    Problem here is that Telstra does not provide service to ISPs at "reasonable return" & their contract always included providing this non-service to everyone in OZ.
    anonymous
  • Why Telstra?

    You say the biggest in the world? Rubbish!

    It may cover a bigger area than anywhere else in the world but the size you mention here has no point in the issue. It is the number of available accesses running simultaneously & Telstra is nowhere on this mark. If 50 people in the middle of Oz in a 1 square mile radius, away from a metro area were to simultaneously make a mobile call about 15 of them would possibly get through.

    Australia is a big place but the number of available access points compared to the opposition starts with a huge amount of infrastructure that no-one else had & it was built up over an 80 year period after the first world war.

    Just a slight advantage over the others.
    anonymous
  • For once you make some sense

    Splitting the company is the first comment you have ever made that I even partially agree with. The company should have been split before it was privatised but unfortunately now it is 100% privately owned and as such they will of course look to provide services at the lowers cost, highest margin, to the standards set in law and not above them unless there is a return.

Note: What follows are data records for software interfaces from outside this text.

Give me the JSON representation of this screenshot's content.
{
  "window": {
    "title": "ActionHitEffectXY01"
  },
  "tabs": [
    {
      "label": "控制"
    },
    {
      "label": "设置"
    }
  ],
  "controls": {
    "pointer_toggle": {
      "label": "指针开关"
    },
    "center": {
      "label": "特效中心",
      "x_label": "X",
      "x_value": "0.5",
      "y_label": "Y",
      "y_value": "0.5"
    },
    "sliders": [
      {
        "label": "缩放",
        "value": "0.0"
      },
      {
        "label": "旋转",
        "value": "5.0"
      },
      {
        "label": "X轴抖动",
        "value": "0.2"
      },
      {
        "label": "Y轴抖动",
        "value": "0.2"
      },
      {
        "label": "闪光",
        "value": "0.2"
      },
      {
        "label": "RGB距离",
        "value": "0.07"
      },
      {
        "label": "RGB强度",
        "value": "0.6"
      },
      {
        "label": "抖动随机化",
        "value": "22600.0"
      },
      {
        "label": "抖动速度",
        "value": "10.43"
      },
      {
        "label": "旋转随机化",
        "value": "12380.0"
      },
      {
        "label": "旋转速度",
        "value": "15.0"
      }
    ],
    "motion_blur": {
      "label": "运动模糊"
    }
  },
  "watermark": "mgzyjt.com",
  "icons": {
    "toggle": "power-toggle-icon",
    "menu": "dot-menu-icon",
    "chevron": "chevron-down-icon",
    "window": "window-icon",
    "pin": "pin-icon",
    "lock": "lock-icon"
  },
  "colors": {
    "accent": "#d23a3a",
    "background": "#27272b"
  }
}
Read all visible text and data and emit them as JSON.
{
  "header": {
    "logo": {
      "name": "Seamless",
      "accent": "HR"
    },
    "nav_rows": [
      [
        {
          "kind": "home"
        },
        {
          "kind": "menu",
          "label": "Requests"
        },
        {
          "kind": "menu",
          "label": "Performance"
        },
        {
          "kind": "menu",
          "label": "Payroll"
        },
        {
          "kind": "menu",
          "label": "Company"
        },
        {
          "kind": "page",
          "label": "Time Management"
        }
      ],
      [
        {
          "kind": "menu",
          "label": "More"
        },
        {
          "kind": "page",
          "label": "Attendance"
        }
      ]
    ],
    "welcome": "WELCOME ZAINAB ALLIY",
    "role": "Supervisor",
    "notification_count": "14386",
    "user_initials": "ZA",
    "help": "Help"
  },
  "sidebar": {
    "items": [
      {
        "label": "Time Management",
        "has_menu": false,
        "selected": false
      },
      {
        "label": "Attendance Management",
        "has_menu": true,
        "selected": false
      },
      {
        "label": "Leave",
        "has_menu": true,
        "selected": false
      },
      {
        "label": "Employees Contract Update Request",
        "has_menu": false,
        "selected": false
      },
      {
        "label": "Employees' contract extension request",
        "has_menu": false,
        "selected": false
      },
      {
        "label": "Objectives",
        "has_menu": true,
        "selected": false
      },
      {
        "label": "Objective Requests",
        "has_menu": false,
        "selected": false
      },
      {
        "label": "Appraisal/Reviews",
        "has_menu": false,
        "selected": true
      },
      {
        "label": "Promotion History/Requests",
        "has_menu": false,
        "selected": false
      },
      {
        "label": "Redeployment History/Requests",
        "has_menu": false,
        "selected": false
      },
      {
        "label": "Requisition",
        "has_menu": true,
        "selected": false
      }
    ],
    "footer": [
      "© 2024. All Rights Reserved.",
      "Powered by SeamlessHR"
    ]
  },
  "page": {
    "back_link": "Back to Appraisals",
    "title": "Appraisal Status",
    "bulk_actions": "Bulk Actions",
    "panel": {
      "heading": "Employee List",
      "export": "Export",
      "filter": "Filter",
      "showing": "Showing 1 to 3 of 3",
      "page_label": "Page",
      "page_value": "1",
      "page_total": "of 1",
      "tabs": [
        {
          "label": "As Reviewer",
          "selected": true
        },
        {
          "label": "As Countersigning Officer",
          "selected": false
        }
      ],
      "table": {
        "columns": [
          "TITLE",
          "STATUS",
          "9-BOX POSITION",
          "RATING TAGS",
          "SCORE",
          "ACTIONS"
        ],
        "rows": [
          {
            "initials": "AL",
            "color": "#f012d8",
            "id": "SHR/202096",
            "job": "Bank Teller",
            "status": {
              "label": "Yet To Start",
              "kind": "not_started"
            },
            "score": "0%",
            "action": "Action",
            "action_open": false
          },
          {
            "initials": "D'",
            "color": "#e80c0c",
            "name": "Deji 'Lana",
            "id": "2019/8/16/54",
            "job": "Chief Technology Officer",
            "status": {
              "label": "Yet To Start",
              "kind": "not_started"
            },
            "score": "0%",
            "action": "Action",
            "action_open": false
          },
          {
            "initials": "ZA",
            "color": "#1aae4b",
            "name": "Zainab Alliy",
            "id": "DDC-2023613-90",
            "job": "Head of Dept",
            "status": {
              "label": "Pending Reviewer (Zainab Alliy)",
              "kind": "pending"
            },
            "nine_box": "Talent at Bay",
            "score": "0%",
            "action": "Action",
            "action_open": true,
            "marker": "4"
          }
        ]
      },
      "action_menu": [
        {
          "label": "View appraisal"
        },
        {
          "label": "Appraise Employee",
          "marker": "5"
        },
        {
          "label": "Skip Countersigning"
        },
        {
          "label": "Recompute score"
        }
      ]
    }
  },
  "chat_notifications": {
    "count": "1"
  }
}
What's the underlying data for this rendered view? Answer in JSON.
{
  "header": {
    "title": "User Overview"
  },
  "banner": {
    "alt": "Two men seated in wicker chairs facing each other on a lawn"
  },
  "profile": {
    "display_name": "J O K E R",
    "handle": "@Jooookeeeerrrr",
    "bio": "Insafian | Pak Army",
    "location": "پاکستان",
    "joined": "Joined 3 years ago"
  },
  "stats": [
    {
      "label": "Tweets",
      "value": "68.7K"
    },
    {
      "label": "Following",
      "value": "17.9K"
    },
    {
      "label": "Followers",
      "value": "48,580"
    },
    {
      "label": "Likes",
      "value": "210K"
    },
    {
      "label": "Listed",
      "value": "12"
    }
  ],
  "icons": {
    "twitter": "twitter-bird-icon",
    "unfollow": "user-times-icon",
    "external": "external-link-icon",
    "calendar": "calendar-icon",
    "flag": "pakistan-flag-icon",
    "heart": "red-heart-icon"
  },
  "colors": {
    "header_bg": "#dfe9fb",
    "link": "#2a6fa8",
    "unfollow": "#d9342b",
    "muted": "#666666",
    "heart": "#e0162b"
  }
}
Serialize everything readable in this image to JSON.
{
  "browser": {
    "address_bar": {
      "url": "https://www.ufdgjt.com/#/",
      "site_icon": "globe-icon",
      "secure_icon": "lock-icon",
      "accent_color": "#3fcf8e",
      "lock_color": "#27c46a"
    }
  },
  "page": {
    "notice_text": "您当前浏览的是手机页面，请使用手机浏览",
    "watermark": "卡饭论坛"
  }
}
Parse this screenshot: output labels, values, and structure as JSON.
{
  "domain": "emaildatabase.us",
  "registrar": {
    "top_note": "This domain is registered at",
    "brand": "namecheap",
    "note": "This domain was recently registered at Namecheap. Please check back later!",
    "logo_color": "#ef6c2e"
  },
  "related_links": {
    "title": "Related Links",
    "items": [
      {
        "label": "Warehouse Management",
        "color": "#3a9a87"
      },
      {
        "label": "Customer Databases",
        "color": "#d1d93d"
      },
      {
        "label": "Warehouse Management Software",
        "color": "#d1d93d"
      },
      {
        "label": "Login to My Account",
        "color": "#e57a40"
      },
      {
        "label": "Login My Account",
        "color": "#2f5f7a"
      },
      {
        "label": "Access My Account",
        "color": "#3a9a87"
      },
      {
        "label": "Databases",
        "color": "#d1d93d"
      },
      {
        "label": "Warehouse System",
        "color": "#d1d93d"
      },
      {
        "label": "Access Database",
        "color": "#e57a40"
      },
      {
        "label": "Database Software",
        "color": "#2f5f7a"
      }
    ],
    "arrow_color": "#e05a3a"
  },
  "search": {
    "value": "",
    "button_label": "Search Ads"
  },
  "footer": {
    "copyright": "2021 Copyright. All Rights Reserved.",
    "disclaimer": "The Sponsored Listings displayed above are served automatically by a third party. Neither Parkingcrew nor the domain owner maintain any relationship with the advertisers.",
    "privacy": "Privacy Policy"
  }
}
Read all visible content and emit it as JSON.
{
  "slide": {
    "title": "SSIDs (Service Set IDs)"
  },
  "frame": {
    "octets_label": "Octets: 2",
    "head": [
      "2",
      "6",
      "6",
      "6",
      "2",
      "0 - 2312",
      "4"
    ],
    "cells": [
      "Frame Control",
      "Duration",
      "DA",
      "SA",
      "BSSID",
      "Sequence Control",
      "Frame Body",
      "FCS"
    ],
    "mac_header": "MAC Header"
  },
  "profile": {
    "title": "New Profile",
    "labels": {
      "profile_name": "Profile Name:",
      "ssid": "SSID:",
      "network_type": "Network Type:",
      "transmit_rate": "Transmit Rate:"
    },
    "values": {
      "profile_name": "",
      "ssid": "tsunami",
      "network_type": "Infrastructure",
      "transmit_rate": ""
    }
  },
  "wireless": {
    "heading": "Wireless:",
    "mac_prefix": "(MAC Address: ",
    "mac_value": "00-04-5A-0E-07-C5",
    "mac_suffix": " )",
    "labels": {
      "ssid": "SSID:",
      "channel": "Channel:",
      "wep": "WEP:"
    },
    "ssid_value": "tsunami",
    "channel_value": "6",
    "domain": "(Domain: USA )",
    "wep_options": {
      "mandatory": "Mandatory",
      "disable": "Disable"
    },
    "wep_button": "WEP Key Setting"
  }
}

    The issue here is how will this infrastructure be valued and what parts should be split. Using the courts to decide will never deliver a just return for shareholders, FYI I own over 100,000 T3 shares alone and unlike you I feel like the government and ACCC is screwing me and the other 1.6 million shareholders.

    My thought is last mile copper and exchanges meaning the retail Telstra will own the mobile network and all fibre based infrastructure that already has competition and a government Telstra will rent out copper and exchange space to all comers. Only then will the government realise the true cost of maintaining the copper infrastructure at a standard expected of Australians.

    Based on every one of your other posts I am sure if this happens you will simply change your target and complain about the government, ACCC or someone else.
    anonymous